Some of you will perhaps recall that I spent the summer writing fiction. While my back was turned, poetry ran amok, took to the streets demanding pay raises and family-leave benefits. So, I sat down this morning to file a new poem and a couple of revisions. And found chaos in the file box and on the Imac. Duplicates, poems gone AWOL, nasty early versions that really needed their hands and faces washed. Some unwelcome kinfolk who needed to be shown the door and booted through it. I know some twins are in there, almost identical, just with different names and haircuts.
After two hours at the keyboard, I have reformatted, sorted and/or retyped all the poems whose titles begin with A. Picture me with my head hanging and my fingers burning. Good thing we have only 26 letters. I don’t have any titles beginning with X and only one or two with Q, so there’s hope on my horizon. I may need more plain white paper. This is, my friends, a cautionary tale: get a system and maintain it. Here’s what I want:
- a hard copy of each poem, filed by title, same format for each (2″ left margin, bold title, Didot font). Computers and backup systems do fail, and don’t even talk to me about the energy ogre we have been naively calling the cloud, as if it were a vast virtual storage shed that eats fairy dust instead of diesel and electricity.
- a submissions list that shows whether a poem has been accepted, rejected or is still waiting for some overworked and overwrought editor to decide. For a long time I used Duotrope to store this info, and then for some damned reason I decided I wanted all of this information right in my own hands.
- a notation in the upper right corner of each published poem telling me where and when it was published. No point in maintaining an online publication list if it’s not accurate.
If I had not ignored all of this work this summer and done a little at a time, I would not now be in the throes of this obsessive fall cleaning. Maybe waking up to snow along the Front Range of Colorado the first week of October did something catastrophic to my sense of timing.
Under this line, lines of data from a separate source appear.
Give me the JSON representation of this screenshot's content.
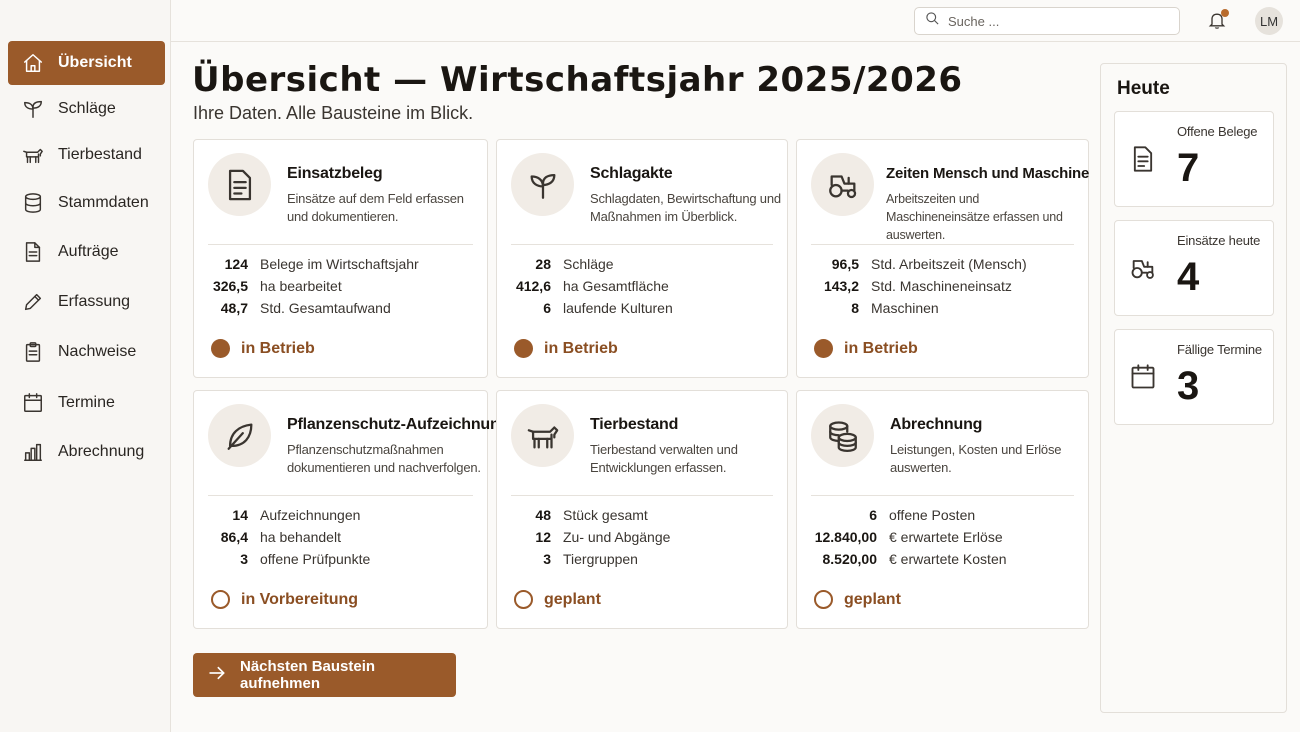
{
  "sidebar": {
    "items": [
      {
        "label": "Übersicht",
        "icon": "home-icon",
        "active": true
      },
      {
        "label": "Schläge",
        "icon": "sprout-icon"
      },
      {
        "label": "Tierbestand",
        "icon": "cow-icon"
      },
      {
        "label": "Stammdaten",
        "icon": "database-icon"
      },
      {
        "label": "Aufträge",
        "icon": "document-icon"
      },
      {
        "label": "Erfassung",
        "icon": "pencil-icon"
      },
      {
        "label": "Nachweise",
        "icon": "clipboard-icon"
      },
      {
        "label": "Termine",
        "icon": "calendar-icon"
      },
      {
        "label": "Abrechnung",
        "icon": "bar-chart-icon"
      }
    ]
  },
  "topbar": {
    "search_placeholder": "Suche ...",
    "avatar_initials": "LM"
  },
  "main": {
    "title": "Übersicht — Wirtschaftsjahr 2025/2026",
    "subtitle": "Ihre Daten. Alle Bausteine im Blick.",
    "cards": [
      {
        "title": "Einsatzbeleg",
        "description": "Einsätze auf dem Feld erfassen und dokumentieren.",
        "icon": "document-icon",
        "stats": [
          {
            "value": "124",
            "label": "Belege im Wirtschaftsjahr"
          },
          {
            "value": "326,5",
            "label": "ha bearbeitet"
          },
          {
            "value": "48,7",
            "label": "Std. Gesamtaufwand"
          }
        ],
        "status": "in Betrieb"
      },
      {
        "title": "Schlagakte",
        "description": "Schlagdaten, Bewirtschaftung und Maßnahmen im Überblick.",
        "icon": "sprout-icon",
        "stats": [
          {
            "value": "28",
            "label": "Schläge"
          },
          {
            "value": "412,6",
            "label": "ha Gesamtfläche"
          },
          {
            "value": "6",
            "label": "laufende Kulturen"
          }
        ],
        "status": "in Betrieb"
      },
      {
        "title": "Zeiten Mensch und Maschine",
        "description": "Arbeitszeiten und Maschineneinsätze erfassen und auswerten.",
        "icon": "tractor-icon",
        "stats": [
          {
            "value": "96,5",
            "label": "Std. Arbeitszeit (Mensch)"
          },
          {
            "value": "143,2",
            "label": "Std. Maschineneinsatz"
          },
          {
            "value": "8",
            "label": "Maschinen"
          }
        ],
        "status": "in Betrieb"
      },
      {
        "title": "Pflanzenschutz-Aufzeichnung",
        "description": "Pflanzenschutzmaßnahmen dokumentieren und nachverfolgen.",
        "icon": "leaf-icon",
        "stats": [
          {
            "value": "14",
            "label": "Aufzeichnungen"
          },
          {
            "value": "86,4",
            "label": "ha behandelt"
          },
          {
            "value": "3",
            "label": "offene Prüfpunkte"
          }
        ],
        "status": "in Vorbereitung"
      },
      {
        "title": "Tierbestand",
        "description": "Tierbestand verwalten und Entwicklungen erfassen.",
        "icon": "cow-icon",
        "stats": [
          {
            "value": "48",
            "label": "Stück gesamt"
          },
          {
            "value": "12",
            "label": "Zu- und Abgänge"
          },
          {
            "value": "3",
            "label": "Tiergruppen"
          }
        ],
        "status": "geplant"
      },
      {
        "title": "Abrechnung",
        "description": "Leistungen, Kosten und Erlöse auswerten.",
        "icon": "coins-icon",
        "stats": [
          {
            "value": "6",
            "label": "offene Posten"
          },
          {
            "value": "12.840,00",
            "label": "€ erwartete Erlöse"
          },
          {
            "value": "8.520,00",
            "label": "€ erwartete Kosten"
          }
        ],
        "status": "geplant"
      }
    ],
    "cta_label": "Nächsten Baustein aufnehmen"
  },
  "today": {
    "title": "Heute",
    "items": [
      {
        "label": "Offene Belege",
        "value": "7",
        "icon": "document-icon"
      },
      {
        "label": "Einsätze heute",
        "value": "4",
        "icon": "tractor-icon"
      },
      {
        "label": "Fällige Termine",
        "value": "3",
        "icon": "calendar-icon"
      }
    ]
  },
  "colors": {
    "accent": "#9a5a2a",
    "status_text": "#8a4e22",
    "background": "#fbfaf8"
  }
}
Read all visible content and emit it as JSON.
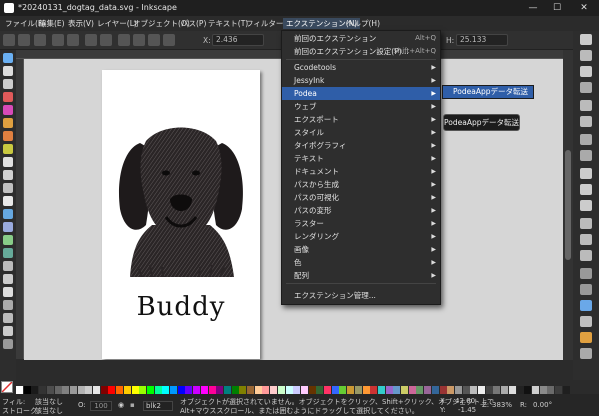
{
  "window": {
    "title": "*20240131_dogtag_data.svg - Inkscape",
    "minimize": "—",
    "maximize": "☐",
    "close": "✕"
  },
  "menubar": {
    "items": [
      "ファイル(F)",
      "編集(E)",
      "表示(V)",
      "レイヤー(L)",
      "オブジェクト(O)",
      "パス(P)",
      "テキスト(T)",
      "フィルター(S)",
      "エクステンション(N)",
      "ヘルプ(H)"
    ]
  },
  "toolbar": {
    "x_label": "X:",
    "x_value": "2.436",
    "y_label": "H:",
    "y_value": "25.133"
  },
  "canvas": {
    "text": "Buddy",
    "image_name": "dog-illustration"
  },
  "extensions_menu": {
    "items": [
      {
        "label": "前回のエクステンション",
        "shortcut": "Alt+Q"
      },
      {
        "label": "前回のエクステンション設定(P)...",
        "shortcut": "Shift+Alt+Q"
      },
      {
        "label": "Gcodetools"
      },
      {
        "label": "JessyInk"
      },
      {
        "label": "Podea"
      },
      {
        "label": "ウェブ"
      },
      {
        "label": "エクスポート"
      },
      {
        "label": "スタイル"
      },
      {
        "label": "タイポグラフィ"
      },
      {
        "label": "テキスト"
      },
      {
        "label": "ドキュメント"
      },
      {
        "label": "パスから生成"
      },
      {
        "label": "パスの可視化"
      },
      {
        "label": "パスの変形"
      },
      {
        "label": "ラスター"
      },
      {
        "label": "レンダリング"
      },
      {
        "label": "画像"
      },
      {
        "label": "色"
      },
      {
        "label": "配列"
      },
      {
        "label": "エクステンション管理..."
      }
    ],
    "highlighted": "Podea"
  },
  "submenu": {
    "item": "PodeaAppデータ転送"
  },
  "tooltip": {
    "text": "PodeaAppデータ転送"
  },
  "palette": {
    "colors": [
      "#ffffff",
      "#000000",
      "#1a1a1a",
      "#333333",
      "#4d4d4d",
      "#666666",
      "#808080",
      "#999999",
      "#b3b3b3",
      "#cccccc",
      "#e6e6e6",
      "#800000",
      "#ff0000",
      "#ff6600",
      "#ffcc00",
      "#ffff00",
      "#99ff00",
      "#00ff00",
      "#00ff99",
      "#00ffff",
      "#0099ff",
      "#0000ff",
      "#6600ff",
      "#cc00ff",
      "#ff00ff",
      "#ff0099",
      "#800080",
      "#008080",
      "#008000",
      "#808000",
      "#996633",
      "#ffcc99",
      "#ff9999",
      "#ffcccc",
      "#ccffcc",
      "#ccffff",
      "#ccccff",
      "#ffccff",
      "#663300",
      "#336633",
      "#ff3366",
      "#3366ff",
      "#66cc33",
      "#cc9933",
      "#999966",
      "#ff9933",
      "#cc3333",
      "#33cccc",
      "#9966cc",
      "#6699cc",
      "#cccc66",
      "#cc6699",
      "#669966",
      "#996699",
      "#336699",
      "#993333",
      "#cc9966",
      "#999999",
      "#555555",
      "#bbbbbb",
      "#eeeeee",
      "#444444",
      "#777777",
      "#aaaaaa",
      "#dddddd",
      "#222222",
      "#111111",
      "#cfcfcf",
      "#8a8a8a",
      "#6b6b6b",
      "#3d3d3d",
      "#1f1f1f"
    ]
  },
  "status": {
    "fill_label": "フィル:",
    "fill_value": "該当なし",
    "stroke_label": "ストローク:",
    "stroke_value": "該当なし",
    "opacity_label": "O:",
    "opacity_value": "100",
    "layer": "blk2",
    "message_line1": "オブジェクトが選択されていません。オブジェクトをクリック、Shift+クリック、オブジェクト上で",
    "message_line2": "Alt+マウススクロール、または囲むようにドラッグして選択してください。",
    "x_label": "X:",
    "x_value": "42.60",
    "y_label": "Y:",
    "y_value": "-1.45",
    "zoom_label": "Z:",
    "zoom_value": "383%",
    "rotate_label": "R:",
    "rotate_value": "0.00°"
  },
  "colors": {
    "menu_highlight": "#2f5ea8",
    "window_bg": "#2b2b2b",
    "canvas_bg": "#d6d6d6"
  }
}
Mortality creeps up like a coyote and leaves me looking over my shoulder, thinking that I have to do this right now or leave my surviving dear ones to sort or throw out all these words I’ve amassed. Then again, maybe that’s just the thing to do.